Letter: Analyzing Traffic Fatalities
To the Editor:
I read with interest the Dec. 31 article “Granite State’s Traffic Deaths Rise 20 Percent” because I, too, am concerned with the increase of traffic deaths. I was, however, appalled by the comment regarding motorcycles: “Remove the motorcycle crashes, and the statistics showed a continuation of a downward trend.”
What? Is this for real? Do motorcycles not count as a motor vehicle? Are the deaths of those drivers/passengers less important or tragic? Tell that to the spouse, fiancé, family members or even the witnesses to these accidents — that if we subtract their deaths, New Hampshire’s numbers won’t seem as unfortunate?
I understand that motorcyclists were out as early as March in 2012, but it should also be taken into account that these would have been people who had their licenses and some experience with motorcycle driving because at this time, new motorcycle riders wouldn’t have yet taken a class, taken their new test or purchased a bike to be out that early in the year. Maybe Peter Thompson, coordinator of the New Hampshire Highway Safety Agency, should have taken into account that the traffic death rate wouldn’t have been so bad if we he had taken out all the drivers who were driving minivans? Or the vehicles that had more than one occupant? Or the vehicles that had teen drivers? Or those deaths with elderly drivers involved? Or the vehicles that were on an interstate? If we hadn’t counted interstate deaths, for example, the numbers would have shown a significant downward trend.
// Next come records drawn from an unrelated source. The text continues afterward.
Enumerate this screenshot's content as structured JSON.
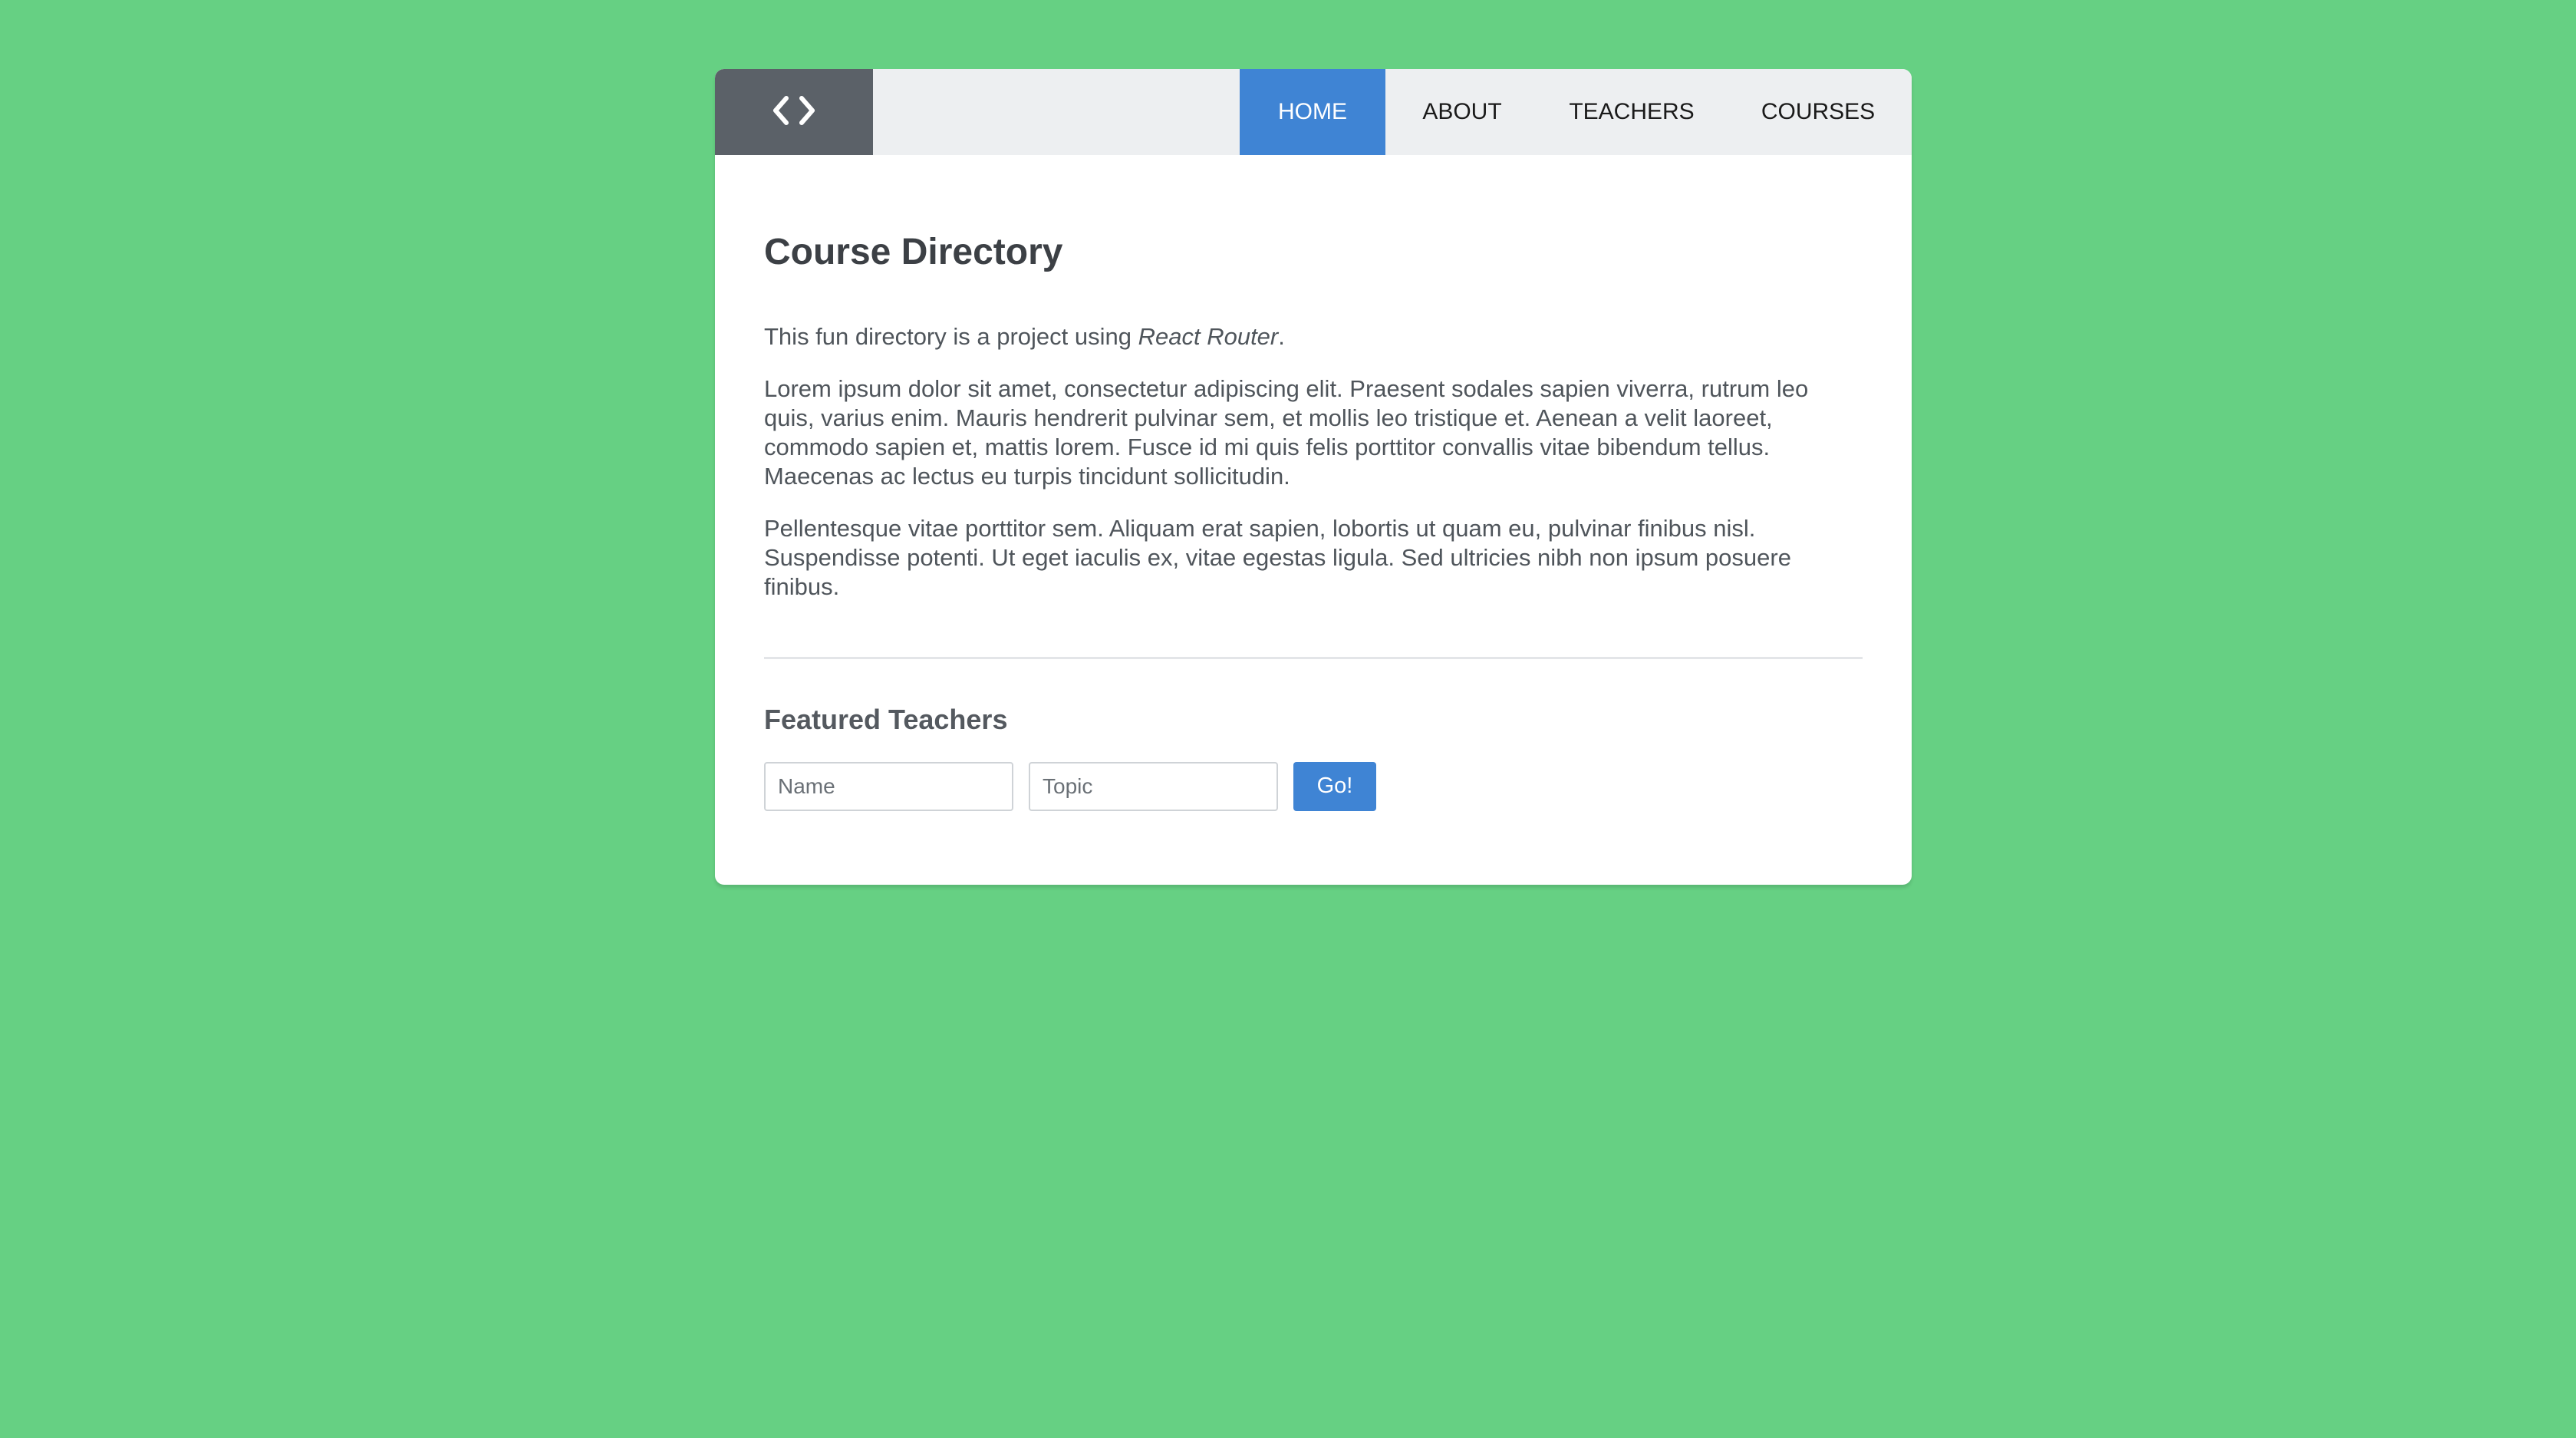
{
  "theme": {
    "background": "#66d083",
    "accent": "#3f84d4",
    "logo_bg": "#5b6168",
    "header_bg": "#edeff1"
  },
  "header": {
    "logo_icon": "code-brackets-icon",
    "nav": [
      {
        "label": "HOME",
        "active": true
      },
      {
        "label": "ABOUT",
        "active": false
      },
      {
        "label": "TEACHERS",
        "active": false
      },
      {
        "label": "COURSES",
        "active": false
      }
    ]
  },
  "main": {
    "title": "Course Directory",
    "intro_prefix": "This fun directory is a project using ",
    "intro_emphasis": "React Router",
    "intro_suffix": ".",
    "paragraphs": [
      "Lorem ipsum dolor sit amet, consectetur adipiscing elit. Praesent sodales sapien viverra, rutrum leo quis, varius enim. Mauris hendrerit pulvinar sem, et mollis leo tristique et. Aenean a velit laoreet, commodo sapien et, mattis lorem. Fusce id mi quis felis porttitor convallis vitae bibendum tellus. Maecenas ac lectus eu turpis tincidunt sollicitudin.",
      "Pellentesque vitae porttitor sem. Aliquam erat sapien, lobortis ut quam eu, pulvinar finibus nisl. Suspendisse potenti. Ut eget iaculis ex, vitae egestas ligula. Sed ultricies nibh non ipsum posuere finibus."
    ],
    "featured": {
      "title": "Featured Teachers",
      "name_placeholder": "Name",
      "name_value": "",
      "topic_placeholder": "Topic",
      "topic_value": "",
      "submit_label": "Go!"
    }
  }
}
The traffic death numbers show just that — traffic deaths. How dare someone insinuate that the reason the numbers are high is because of motorcycles? You could attribute some of the rise in motorcycle accidents to there being more on the road because they get better mileage than do cars, trucks, SUVs or vans. I understand researching and investigating the causes of the increase, but to even suggest that motorcycles are the lone reason for the increase is ludicrous.